“New rights” language coming out of Kavanaugh’s mouth, McGowan says, should send chills up the spines of LGBT Americans, because “that has been the move that has been made against LGBT people every time we have sought access to the full guarantees of the Constitution.” (The pro-LGBT position in Obergefell, after all, wasn’t that same-sex marriage was not a fundamentally “new right”—but an expansion of access to a pre-existing right that had been unfairly denied to same-sex couples.)
Even then, Kavanaugh’s remarks about Scalia are not quite direct enough in order to definitively conclude that the nominee himself opposes Obergefell. Armed with more explicit comments, LGBT legal advocacy groups might be able to more effectively draw attention to what they believe would be the dangers of a Justice Kavanaugh.
But both the HRC and Lambda Legal say they are undeterred by the challenge.
“Well, yeah, if he had a bunch of bad cases, absolutely it would be easier,” Stacy told The Daily Beast. “On the other hand, lots of judges don’t have records, and people have been appointed to the Court who have not been judges. You still have to look at their philosophy, you have to look at their record, at policy positions they have taken.”

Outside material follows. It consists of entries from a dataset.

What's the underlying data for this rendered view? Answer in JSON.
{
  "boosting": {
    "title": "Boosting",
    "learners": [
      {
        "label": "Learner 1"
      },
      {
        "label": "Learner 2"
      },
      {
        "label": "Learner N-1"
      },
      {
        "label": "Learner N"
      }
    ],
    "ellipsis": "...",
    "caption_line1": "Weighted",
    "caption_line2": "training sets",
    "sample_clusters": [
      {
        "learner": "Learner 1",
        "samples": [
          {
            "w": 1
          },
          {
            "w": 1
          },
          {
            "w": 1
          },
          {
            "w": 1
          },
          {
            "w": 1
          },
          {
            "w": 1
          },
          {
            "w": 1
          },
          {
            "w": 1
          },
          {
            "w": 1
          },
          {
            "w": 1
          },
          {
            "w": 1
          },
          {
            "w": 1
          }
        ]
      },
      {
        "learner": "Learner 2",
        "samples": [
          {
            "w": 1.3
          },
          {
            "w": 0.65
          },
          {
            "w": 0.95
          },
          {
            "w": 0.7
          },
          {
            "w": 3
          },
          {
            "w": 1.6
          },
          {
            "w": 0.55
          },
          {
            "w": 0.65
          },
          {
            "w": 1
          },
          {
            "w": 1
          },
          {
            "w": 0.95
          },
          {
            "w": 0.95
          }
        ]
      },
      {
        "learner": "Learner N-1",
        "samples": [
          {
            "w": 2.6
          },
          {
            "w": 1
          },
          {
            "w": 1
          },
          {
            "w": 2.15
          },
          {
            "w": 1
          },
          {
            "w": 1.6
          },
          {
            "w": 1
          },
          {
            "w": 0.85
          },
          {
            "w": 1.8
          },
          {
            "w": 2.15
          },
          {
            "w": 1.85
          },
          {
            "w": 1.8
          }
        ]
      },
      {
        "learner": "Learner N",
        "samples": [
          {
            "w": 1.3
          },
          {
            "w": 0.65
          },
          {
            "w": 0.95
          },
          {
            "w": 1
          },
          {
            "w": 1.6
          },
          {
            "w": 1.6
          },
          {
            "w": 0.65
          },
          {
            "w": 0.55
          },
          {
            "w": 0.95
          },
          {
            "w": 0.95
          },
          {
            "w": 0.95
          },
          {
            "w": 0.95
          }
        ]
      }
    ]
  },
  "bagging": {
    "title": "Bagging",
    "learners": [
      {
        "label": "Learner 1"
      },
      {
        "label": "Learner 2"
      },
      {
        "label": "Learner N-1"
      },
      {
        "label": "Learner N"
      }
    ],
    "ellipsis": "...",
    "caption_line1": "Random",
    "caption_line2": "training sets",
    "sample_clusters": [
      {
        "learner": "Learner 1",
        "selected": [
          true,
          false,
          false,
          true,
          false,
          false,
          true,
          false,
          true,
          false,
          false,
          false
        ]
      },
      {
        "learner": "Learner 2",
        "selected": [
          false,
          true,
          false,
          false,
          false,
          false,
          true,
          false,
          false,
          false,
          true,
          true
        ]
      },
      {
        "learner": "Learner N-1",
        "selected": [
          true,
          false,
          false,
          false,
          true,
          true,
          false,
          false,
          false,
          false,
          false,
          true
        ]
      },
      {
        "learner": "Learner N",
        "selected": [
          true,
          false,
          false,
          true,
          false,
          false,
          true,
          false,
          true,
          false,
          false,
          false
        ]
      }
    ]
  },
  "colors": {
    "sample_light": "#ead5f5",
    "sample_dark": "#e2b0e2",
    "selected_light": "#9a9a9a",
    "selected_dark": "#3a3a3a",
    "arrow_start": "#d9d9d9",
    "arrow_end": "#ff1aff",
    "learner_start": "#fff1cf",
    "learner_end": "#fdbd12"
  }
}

“Frankly, his jurisprudence on a number of things is so closely related to the legal questions that affect LGBT people that I don’t necessarily think that we would be differently positioned if we had a nominee with some sort of flamingly homophobic opinion out there,” said McGowan. “We know enough about Brett Kavanaugh’s approach to the law that I think that he gives us enough information to be able to really sound the alarm about what he would do to LGBT jurisprudence.”
LGBT advocates argue that Kavanaugh would take a strictly originalist approach to the Constitution—an approach that may lead him to rule unfavorably on a number of LGBT issues, many of which center on the question of whether or nor protections already baked into U.S. law—like the Equal Protection Clause of the Fourteenth Amendment or Title VII of the 1964 Civil Rights Act—apply to the LGBT community.
But without ant particular smoking gun, McGowan says that it’s up to groups like Lambda Legal to “help connect the dots” for Americans who may not be as well-versed in the judicial issues as, say, a group of LGBT attorneys.
Those dots include the fact that Kavanaugh is being supported by the socially conservative Heritage Foundation—and the fact that, as an appellate judge, he wrote a dissent in a contraception-related case with language about “religious liberty," which could be interpreted as a hint that he might be amenable to anti-LGBT “religious freedom” arguments.
This week, Kavanaugh has been taking meetings with Republican and Democratic Senators on Capitol Hill—sit-downs that, so far, have produced no new information on his LGBT views. When the nominee’s confirmation hearings begin on September 4, he is likely to face questions about his views on LGBT jurisprudence, among other issues.
But although Kavanaugh’s views on LGBT issues remain unclear, one thing is certain: He will play an enormous role in deciding the future of LGBT rights in the United States.
With Kavanaugh potentially replacing the late Justice Anthony Kennedy, who wrote the ruling in Obergefell and served as the deciding vote in other landmark LGBT equality cases, everything is at stake, from same-sex marriage to transgender protections. At 53, Kavanaugh will likely have the opportunity to rule on LGBT court cases for decades.
“We’re looking at 40 years of Trump values on the court, which should be frightening to all of us,” McGowan told The Daily Beast.
Stacy, for his part, hopes that, in the current breakneck pace of the daily news cycle, there can be attention paid to how a Supreme Court Justice feels about issues that directly impact some 11 million-plus American adults.
“There’s so much noise out there,” he said. “Lots of things going on. Lots of things to be outraged about. Lots of things to be concerned about. But few of those things, at the end of the day are going to be as consequential—and maybe none of those things are going to be as consequential—as this appointment.”